On 6 April 1994, the murder of the presidents of Rwanda and Burundi and the head of the Joint Chiefs of Staff of Rwanda sparked the beginning of genocide in the midst of an ongoing civil war. In 100 days, nearly one million Tutsis and moderate Hutus were killed by their extremist neighbors.
The violence that ensued left hundreds of thousands of children orphaned, thousands homeless, and many more infected with HIV. Poverty, hunger, and darkness covered the country.
We then asked ourselves, “What was the right direction for this country in which everything was darkness?”
We began to pursue new direction, new mindset, and new vision!
One of the first steps in this new vision was the government’s creation of the National Unity and Reconciliation Commission (NURC). This commission sought justice as it prosecuted those responsible for the genocide but also helped the people of Rwanda to build stronger communities and relationships. NURC developed a plan to combat discrimination through establishing communities with people from different groups living as neighbors. These kinds of actions articulated a powerful message: We are one.
We also recognized that as a church, we needed to do better.

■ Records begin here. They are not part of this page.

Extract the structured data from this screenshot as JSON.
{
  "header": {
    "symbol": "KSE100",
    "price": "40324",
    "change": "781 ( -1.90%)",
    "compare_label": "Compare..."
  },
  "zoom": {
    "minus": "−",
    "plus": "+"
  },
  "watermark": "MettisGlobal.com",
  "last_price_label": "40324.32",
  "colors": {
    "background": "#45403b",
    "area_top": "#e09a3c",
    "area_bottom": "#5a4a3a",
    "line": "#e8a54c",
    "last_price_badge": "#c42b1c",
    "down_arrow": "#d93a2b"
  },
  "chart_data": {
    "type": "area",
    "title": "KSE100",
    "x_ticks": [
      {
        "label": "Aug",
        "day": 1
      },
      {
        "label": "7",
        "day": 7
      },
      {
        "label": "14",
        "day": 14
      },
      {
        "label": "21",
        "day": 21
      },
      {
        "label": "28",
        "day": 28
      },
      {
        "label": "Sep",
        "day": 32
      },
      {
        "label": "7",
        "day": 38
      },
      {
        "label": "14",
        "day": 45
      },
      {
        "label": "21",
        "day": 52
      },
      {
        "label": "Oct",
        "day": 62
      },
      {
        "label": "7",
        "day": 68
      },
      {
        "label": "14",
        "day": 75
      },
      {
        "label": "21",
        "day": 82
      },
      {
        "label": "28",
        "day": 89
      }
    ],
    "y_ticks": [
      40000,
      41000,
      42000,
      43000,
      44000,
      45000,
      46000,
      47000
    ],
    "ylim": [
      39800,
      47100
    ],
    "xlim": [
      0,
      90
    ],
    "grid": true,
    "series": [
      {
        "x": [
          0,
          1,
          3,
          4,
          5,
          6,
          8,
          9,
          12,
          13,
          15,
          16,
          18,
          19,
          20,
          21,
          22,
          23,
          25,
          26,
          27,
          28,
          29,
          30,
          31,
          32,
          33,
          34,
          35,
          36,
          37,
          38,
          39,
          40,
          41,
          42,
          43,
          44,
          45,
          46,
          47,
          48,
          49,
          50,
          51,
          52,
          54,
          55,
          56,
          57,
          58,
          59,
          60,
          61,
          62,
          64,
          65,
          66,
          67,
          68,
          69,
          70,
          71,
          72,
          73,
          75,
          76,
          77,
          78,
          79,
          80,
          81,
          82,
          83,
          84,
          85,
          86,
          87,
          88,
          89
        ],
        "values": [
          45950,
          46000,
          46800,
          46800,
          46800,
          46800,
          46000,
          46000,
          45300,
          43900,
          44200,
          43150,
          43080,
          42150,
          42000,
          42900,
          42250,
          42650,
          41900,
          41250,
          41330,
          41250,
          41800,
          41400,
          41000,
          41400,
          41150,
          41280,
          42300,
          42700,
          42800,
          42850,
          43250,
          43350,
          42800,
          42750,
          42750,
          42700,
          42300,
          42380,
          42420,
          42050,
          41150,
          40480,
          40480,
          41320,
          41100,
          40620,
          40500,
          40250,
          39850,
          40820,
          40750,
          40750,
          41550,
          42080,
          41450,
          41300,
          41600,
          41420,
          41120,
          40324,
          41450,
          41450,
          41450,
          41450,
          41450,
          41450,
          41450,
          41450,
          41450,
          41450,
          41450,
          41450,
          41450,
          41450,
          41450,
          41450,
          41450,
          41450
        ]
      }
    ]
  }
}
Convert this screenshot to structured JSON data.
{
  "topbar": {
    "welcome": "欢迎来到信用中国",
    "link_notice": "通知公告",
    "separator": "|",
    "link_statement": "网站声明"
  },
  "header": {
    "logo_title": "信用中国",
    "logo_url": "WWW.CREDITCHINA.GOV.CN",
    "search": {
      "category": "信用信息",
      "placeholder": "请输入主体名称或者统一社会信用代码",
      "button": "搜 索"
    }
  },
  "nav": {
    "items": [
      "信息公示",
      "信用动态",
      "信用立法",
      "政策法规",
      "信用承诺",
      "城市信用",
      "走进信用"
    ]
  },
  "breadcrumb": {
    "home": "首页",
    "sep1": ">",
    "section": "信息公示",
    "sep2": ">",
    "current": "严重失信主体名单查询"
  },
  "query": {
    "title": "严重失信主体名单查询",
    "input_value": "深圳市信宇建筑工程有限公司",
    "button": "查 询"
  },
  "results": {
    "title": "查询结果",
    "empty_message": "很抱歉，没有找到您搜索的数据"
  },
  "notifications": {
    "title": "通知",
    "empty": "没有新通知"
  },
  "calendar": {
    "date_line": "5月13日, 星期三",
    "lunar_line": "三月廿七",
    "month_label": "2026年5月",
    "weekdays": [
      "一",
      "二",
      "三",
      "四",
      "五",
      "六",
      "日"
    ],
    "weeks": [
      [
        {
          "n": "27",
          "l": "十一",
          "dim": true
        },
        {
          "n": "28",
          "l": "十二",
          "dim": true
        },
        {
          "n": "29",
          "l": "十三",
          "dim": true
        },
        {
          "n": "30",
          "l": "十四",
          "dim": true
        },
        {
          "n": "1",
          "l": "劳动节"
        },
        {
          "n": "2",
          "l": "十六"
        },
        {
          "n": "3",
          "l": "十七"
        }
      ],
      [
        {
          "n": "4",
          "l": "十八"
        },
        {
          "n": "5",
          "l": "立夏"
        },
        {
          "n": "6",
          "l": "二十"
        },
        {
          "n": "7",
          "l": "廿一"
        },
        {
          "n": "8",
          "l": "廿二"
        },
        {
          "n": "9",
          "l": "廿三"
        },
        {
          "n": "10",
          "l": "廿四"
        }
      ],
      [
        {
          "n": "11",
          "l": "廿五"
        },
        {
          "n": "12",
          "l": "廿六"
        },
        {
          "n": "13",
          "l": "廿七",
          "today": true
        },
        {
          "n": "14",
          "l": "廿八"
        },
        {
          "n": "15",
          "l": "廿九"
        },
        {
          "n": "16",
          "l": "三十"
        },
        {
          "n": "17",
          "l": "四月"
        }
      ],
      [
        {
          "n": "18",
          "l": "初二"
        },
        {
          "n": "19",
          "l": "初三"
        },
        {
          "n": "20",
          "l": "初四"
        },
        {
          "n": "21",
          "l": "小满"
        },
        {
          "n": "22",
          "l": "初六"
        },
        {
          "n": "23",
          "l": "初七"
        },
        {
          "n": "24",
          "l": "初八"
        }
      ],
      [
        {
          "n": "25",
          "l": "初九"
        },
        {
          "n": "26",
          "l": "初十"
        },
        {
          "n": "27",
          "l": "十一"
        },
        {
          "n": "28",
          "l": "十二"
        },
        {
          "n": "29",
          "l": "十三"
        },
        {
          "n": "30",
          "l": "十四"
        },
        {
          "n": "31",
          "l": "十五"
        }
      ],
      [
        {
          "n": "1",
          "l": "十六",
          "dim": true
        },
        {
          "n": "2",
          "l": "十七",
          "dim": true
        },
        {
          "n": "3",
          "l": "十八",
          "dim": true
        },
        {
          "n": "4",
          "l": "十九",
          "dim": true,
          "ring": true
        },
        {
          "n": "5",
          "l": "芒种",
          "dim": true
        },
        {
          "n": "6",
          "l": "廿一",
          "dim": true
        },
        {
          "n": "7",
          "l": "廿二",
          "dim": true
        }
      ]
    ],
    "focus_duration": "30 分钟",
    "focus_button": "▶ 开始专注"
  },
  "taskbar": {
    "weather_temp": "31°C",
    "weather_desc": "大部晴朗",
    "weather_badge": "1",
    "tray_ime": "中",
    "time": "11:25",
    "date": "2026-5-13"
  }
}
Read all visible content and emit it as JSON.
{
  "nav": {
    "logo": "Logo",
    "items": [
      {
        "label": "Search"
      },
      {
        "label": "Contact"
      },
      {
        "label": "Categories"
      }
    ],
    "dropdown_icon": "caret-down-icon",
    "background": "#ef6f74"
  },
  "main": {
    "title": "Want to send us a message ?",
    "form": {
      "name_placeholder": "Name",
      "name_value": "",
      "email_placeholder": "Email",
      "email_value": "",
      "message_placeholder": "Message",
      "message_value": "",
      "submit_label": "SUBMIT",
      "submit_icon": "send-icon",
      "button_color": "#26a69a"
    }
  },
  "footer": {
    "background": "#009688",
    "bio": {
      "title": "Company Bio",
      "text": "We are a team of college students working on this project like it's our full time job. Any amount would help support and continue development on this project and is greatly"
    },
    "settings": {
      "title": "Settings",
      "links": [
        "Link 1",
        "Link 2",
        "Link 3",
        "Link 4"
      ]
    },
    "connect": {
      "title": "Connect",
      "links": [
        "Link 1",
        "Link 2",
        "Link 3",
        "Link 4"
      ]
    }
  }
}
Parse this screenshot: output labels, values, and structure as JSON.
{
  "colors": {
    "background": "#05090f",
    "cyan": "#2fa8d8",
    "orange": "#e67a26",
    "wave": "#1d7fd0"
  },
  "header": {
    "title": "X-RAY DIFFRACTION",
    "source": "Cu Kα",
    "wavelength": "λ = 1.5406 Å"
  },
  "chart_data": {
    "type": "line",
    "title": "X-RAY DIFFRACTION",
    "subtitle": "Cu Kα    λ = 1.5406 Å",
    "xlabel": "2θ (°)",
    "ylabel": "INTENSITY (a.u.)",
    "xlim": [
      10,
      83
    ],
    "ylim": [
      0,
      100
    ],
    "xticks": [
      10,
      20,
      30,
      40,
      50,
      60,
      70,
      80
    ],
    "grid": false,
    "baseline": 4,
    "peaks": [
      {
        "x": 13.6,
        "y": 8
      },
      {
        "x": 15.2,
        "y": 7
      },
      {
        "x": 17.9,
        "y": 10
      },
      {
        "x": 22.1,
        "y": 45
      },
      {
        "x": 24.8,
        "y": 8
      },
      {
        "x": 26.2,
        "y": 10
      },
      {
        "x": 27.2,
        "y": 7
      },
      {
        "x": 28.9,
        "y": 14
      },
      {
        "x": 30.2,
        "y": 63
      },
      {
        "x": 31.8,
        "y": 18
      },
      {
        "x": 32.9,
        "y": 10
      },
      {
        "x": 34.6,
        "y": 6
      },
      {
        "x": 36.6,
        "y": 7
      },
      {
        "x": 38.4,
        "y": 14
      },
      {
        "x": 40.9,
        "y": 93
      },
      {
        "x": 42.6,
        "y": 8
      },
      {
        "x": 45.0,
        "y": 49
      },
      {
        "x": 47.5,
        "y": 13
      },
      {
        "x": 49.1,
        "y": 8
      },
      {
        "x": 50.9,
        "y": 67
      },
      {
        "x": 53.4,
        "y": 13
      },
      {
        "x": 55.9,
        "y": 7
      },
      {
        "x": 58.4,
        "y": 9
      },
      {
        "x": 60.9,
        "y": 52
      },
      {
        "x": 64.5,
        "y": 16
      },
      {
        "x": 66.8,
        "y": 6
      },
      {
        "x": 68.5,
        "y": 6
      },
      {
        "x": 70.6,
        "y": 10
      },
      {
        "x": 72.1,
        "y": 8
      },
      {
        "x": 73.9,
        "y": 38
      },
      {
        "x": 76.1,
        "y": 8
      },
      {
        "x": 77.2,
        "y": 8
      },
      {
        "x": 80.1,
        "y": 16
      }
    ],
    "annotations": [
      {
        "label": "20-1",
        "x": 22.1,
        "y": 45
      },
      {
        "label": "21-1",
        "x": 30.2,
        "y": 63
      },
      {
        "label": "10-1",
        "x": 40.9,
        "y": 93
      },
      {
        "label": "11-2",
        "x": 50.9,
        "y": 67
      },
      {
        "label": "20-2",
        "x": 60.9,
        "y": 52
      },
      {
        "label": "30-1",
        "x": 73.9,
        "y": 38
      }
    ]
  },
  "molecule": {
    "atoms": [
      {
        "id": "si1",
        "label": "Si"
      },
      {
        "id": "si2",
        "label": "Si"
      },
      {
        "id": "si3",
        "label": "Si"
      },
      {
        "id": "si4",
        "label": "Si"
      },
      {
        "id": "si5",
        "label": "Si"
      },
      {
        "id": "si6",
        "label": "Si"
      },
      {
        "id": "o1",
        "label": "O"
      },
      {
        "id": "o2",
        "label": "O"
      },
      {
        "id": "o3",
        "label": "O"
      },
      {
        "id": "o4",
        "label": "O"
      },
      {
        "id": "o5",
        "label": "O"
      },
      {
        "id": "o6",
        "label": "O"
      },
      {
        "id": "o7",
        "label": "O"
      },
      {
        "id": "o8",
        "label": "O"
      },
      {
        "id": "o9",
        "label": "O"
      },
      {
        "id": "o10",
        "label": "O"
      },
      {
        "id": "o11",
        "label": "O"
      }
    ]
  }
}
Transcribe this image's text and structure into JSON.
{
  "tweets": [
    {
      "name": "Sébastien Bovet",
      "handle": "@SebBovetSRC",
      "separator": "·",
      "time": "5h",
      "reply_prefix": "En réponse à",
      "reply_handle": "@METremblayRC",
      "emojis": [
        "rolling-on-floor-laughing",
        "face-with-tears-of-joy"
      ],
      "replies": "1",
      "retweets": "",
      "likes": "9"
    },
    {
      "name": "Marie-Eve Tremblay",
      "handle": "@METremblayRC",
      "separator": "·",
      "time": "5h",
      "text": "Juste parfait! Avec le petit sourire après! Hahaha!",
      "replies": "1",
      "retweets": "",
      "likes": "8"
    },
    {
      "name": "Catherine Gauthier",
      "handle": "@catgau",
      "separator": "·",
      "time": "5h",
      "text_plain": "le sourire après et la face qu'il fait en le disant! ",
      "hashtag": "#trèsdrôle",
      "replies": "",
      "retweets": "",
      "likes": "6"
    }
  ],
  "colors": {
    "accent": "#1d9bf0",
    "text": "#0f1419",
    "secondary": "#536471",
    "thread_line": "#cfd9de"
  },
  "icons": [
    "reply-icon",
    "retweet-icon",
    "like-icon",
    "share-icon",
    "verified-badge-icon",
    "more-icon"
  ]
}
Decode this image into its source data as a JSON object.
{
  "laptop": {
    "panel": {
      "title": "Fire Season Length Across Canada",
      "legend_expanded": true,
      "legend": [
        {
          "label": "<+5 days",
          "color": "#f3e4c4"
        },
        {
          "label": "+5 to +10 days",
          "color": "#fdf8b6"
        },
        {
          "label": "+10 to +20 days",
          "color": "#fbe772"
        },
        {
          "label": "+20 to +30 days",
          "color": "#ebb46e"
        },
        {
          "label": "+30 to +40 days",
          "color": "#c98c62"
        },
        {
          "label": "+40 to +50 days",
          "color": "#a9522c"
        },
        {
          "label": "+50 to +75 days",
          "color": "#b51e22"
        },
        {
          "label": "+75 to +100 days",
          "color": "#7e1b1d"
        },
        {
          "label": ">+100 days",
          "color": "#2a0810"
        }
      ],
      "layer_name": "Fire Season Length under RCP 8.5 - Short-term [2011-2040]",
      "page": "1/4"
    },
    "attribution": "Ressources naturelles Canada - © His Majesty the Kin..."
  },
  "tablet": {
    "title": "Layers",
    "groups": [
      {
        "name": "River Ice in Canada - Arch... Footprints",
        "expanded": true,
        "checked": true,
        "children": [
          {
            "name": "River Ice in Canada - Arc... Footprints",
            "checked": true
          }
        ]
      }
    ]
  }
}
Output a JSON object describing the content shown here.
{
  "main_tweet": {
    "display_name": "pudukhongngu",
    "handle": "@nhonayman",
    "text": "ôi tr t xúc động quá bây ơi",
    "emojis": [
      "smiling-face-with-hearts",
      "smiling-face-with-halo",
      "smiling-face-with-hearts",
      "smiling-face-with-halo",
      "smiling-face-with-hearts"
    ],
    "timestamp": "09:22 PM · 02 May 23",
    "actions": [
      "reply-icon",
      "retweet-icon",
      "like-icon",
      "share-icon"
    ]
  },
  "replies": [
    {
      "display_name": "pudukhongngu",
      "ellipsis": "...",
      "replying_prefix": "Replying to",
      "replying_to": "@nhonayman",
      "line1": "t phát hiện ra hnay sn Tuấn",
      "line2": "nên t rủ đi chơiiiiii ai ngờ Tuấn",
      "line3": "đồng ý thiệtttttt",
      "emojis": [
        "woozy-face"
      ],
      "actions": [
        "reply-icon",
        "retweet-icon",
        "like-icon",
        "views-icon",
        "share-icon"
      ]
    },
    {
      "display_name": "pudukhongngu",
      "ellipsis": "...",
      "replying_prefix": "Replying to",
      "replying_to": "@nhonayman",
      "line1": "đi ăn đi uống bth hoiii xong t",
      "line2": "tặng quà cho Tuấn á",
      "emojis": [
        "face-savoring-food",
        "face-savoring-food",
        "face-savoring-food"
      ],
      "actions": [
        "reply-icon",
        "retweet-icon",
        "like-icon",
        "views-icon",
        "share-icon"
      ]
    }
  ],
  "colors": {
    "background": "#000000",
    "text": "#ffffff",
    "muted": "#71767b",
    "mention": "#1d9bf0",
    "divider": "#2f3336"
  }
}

At the time of the 1994 genocide, Rwanda’s population was 85% Christian, yet in less than 100 days almost one million Tutsi people were killed. The church had failed to participate fully in the mission and love of God!
Something had to change. We needed new direction, new vision—we needed God.
If we as Christians couldn’t change our understanding, if we could not humble ourselves and seek repentance and forgiveness, nothing would change. The message of the Gospel needed to become real in our lives.
Our scripture has good news about repentance, love, and reconciliation. It is what the Church must embody in our communities, in prisons, and in congregations. And when we did, things began to change.
By God’s grace our lives were changed by the message of reconciliation and God used us to spread that reconciliation to our neighbors and communities.
My wife, Caritas, was an example of what this life of love and reconciliation looks like. Caritas was on the list of people to be killed. She escaped that fate when we fled the country. Yet even after being a target of this genocide—and after seeing what they did to her neighbors when we returned— Caritas eventually decided to forgive the criminals! Today, her former enemy and a man who was a known killer, Zarias, is a friend whom we visit regularly.
Looking back, Caritas says, “After I forgave, I found peace in my life, freedom, and strong relationship with other people. Forgiveness is the freedom way. … After forgiveness, there is another way of love—love everyone, love your enemy.”
This is the mission of the church: Teach and preach to people about God’s love unconditionally. Jesus teaches us in Mark 12:29-31, “‘The Lord our God, the Lord is one. Love the Lord your God with all your heart and with all your soul and with all your mind and with all your strength.’ … ‘Love your neighbor as yourself.’There is no commandment greater than these.”
If we obey Jesus’ command to love God and our neighbor, genocide will never happen again.
Will you join us as we live reconciliation in our community? Will you also respond to your enemies with compassion? Will you live love and reconciliation daily?
Twenty years later, we praise God for bringing reconciliation between Rwandans. We continue to pray that never again will there be genocide, and we pray for peace in the world. We pray for a continued new direction, new mindset, and new vision focused on God.
God bless all peacemakers!
— Simon Pierre